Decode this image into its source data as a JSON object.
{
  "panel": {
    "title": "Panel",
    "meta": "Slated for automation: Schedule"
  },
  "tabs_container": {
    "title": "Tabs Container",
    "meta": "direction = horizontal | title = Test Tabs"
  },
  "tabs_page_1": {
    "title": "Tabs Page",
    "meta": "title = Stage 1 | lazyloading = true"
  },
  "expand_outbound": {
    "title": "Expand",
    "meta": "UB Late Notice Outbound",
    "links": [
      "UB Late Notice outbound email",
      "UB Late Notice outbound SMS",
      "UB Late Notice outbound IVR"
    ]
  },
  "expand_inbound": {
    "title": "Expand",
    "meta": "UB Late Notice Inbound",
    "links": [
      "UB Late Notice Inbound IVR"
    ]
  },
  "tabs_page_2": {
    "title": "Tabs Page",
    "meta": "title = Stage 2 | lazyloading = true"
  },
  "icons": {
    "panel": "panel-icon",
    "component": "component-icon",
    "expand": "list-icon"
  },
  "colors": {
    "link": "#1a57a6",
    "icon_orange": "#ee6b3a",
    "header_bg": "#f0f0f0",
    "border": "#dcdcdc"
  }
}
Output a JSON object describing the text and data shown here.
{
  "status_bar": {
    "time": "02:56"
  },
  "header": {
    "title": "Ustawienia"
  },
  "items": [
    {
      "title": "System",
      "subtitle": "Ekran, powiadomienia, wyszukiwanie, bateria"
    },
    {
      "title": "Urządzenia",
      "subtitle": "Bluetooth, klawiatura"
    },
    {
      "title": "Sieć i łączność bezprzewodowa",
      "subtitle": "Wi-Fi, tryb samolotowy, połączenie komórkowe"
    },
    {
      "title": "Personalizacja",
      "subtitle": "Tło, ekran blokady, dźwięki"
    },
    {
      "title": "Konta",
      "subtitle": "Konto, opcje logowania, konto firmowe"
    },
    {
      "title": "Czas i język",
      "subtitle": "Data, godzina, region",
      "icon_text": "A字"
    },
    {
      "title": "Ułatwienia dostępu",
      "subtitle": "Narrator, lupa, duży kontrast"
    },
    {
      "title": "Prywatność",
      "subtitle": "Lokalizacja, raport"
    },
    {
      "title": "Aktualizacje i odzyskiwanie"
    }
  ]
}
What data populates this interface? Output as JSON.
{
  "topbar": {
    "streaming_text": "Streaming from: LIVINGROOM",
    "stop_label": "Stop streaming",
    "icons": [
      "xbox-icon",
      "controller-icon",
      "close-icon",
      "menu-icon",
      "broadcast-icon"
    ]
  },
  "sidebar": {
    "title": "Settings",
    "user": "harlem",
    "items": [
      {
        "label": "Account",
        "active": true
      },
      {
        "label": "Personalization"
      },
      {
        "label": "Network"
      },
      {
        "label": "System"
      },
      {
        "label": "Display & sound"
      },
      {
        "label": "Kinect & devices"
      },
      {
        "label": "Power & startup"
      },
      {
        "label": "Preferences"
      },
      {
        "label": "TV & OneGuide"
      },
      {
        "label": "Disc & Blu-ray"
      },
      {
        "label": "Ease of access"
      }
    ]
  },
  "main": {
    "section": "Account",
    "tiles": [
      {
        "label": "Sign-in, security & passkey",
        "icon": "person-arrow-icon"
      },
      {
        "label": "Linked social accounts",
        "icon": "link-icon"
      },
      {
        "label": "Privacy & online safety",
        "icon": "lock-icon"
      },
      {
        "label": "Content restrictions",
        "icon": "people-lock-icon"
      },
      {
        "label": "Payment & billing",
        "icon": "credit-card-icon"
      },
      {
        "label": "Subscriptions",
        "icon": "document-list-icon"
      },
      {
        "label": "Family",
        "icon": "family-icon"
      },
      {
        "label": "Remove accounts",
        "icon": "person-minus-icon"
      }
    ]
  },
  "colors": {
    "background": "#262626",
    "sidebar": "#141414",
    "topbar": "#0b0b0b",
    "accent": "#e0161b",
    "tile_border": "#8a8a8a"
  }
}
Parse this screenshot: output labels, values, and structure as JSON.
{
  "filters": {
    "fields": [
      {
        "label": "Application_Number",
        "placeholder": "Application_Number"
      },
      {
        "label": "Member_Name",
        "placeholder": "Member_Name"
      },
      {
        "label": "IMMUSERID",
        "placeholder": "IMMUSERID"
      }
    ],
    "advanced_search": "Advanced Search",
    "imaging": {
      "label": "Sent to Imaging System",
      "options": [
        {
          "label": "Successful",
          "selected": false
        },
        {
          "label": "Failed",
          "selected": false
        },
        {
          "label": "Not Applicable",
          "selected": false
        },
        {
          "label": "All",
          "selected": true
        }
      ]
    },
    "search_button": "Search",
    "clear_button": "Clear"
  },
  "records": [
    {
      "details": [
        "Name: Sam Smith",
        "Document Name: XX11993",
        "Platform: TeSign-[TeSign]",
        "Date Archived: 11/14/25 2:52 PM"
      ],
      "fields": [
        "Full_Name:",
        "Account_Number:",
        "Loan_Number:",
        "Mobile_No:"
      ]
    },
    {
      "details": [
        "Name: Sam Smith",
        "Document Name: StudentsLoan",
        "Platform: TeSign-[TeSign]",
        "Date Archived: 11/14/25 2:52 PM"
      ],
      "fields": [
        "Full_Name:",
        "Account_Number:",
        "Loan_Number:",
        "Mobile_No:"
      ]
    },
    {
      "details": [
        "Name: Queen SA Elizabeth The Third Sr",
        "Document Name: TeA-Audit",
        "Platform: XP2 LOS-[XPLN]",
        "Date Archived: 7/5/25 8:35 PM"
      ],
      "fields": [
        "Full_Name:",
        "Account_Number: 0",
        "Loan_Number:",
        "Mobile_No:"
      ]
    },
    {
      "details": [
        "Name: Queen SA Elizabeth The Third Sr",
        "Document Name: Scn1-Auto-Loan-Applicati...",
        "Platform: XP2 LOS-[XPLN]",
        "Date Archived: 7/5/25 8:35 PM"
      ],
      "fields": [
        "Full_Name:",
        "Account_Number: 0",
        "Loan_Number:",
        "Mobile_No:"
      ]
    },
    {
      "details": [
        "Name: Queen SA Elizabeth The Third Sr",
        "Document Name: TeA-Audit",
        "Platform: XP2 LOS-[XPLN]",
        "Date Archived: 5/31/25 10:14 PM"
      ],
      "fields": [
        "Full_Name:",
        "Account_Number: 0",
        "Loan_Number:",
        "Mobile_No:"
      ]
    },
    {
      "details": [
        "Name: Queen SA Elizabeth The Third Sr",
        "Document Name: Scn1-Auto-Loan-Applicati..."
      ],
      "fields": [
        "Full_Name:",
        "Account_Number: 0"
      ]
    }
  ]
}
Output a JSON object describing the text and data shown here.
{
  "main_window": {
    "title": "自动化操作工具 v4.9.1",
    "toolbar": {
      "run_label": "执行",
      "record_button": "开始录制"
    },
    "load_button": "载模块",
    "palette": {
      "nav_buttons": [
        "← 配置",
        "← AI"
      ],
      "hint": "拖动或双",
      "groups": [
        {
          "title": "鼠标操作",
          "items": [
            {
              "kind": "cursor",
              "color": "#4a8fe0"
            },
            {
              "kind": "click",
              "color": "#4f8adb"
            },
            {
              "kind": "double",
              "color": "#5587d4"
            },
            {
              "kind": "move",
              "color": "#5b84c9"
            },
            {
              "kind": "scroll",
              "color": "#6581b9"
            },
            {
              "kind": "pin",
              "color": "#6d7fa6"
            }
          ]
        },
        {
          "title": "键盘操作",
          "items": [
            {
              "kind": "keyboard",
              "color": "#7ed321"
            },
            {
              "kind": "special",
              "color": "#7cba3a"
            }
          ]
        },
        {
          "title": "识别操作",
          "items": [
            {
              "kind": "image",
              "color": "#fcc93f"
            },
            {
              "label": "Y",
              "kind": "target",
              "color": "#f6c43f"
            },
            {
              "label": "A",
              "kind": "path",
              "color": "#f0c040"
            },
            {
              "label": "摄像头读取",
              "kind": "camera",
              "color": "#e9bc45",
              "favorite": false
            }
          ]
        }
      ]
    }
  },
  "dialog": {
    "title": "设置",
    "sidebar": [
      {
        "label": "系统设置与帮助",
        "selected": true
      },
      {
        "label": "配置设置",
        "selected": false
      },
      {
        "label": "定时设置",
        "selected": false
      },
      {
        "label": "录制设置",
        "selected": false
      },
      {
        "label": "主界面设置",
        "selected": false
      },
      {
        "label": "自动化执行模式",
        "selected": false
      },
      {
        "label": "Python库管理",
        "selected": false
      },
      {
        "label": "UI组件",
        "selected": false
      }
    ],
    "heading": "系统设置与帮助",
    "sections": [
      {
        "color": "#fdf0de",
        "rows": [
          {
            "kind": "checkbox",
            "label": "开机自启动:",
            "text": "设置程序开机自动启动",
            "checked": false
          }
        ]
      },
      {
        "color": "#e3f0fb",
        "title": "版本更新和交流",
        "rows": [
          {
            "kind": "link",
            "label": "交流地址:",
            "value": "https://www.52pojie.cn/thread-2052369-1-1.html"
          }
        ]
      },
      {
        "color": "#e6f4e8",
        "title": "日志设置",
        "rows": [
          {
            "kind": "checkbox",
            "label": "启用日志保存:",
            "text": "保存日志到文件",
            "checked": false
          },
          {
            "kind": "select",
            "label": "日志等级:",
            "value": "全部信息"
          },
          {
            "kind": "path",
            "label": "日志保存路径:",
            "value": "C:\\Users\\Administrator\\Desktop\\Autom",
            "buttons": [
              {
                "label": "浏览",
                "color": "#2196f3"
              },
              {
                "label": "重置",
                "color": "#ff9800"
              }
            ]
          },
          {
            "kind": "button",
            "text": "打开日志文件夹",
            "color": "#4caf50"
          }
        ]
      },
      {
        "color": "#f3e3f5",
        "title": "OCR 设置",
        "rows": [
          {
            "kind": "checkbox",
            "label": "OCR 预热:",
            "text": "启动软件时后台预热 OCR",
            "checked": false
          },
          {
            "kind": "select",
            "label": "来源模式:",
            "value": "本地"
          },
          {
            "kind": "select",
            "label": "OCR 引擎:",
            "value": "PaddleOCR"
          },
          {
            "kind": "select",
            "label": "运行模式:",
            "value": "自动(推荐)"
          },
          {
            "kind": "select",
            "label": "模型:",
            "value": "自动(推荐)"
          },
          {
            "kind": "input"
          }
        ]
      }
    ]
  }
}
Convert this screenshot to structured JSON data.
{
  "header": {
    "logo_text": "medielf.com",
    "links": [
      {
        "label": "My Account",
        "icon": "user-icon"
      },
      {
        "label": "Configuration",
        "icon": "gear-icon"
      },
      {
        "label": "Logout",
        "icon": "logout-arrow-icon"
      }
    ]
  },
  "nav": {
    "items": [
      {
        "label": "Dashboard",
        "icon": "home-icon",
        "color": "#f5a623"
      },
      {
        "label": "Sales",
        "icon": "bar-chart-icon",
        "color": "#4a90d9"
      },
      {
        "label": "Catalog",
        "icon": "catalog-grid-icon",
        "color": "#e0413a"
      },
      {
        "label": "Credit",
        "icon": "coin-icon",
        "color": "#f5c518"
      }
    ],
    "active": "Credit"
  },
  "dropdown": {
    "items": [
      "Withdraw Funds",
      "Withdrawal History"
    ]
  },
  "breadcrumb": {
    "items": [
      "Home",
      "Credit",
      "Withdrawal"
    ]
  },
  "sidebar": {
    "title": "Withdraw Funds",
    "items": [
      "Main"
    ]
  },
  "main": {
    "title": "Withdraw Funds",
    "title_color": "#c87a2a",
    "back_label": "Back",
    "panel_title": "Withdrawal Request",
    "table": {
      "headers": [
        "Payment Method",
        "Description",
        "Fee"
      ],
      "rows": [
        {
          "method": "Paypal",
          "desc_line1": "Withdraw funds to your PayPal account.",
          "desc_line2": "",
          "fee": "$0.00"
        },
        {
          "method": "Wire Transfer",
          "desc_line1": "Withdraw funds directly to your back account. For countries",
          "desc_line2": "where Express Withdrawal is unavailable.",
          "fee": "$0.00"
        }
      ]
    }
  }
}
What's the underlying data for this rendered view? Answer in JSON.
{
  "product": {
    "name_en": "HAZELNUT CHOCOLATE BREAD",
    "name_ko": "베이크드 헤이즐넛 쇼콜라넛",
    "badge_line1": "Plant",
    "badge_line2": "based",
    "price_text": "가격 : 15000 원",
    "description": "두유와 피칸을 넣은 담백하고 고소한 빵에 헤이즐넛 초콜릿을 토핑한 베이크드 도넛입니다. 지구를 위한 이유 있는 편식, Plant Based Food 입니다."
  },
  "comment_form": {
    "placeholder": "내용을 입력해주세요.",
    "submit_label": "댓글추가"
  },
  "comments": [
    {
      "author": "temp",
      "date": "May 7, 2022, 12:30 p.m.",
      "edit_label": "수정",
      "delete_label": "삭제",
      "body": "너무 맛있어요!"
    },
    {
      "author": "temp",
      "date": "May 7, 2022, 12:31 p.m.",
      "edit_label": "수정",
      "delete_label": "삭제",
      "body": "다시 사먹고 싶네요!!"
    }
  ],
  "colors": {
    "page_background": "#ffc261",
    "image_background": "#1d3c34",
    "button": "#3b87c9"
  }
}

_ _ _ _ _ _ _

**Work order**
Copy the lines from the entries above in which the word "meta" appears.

**Output**
    "meta": "Slated for automation: Schedule"
    "meta": "direction = horizontal | title = Test Tabs"
    "meta": "title = Stage 1 | lazyloading = true"
    "meta": "UB Late Notice Outbound",
    "meta": "UB Late Notice Inbound",
    "meta": "title = Stage 2 | lazyloading = true"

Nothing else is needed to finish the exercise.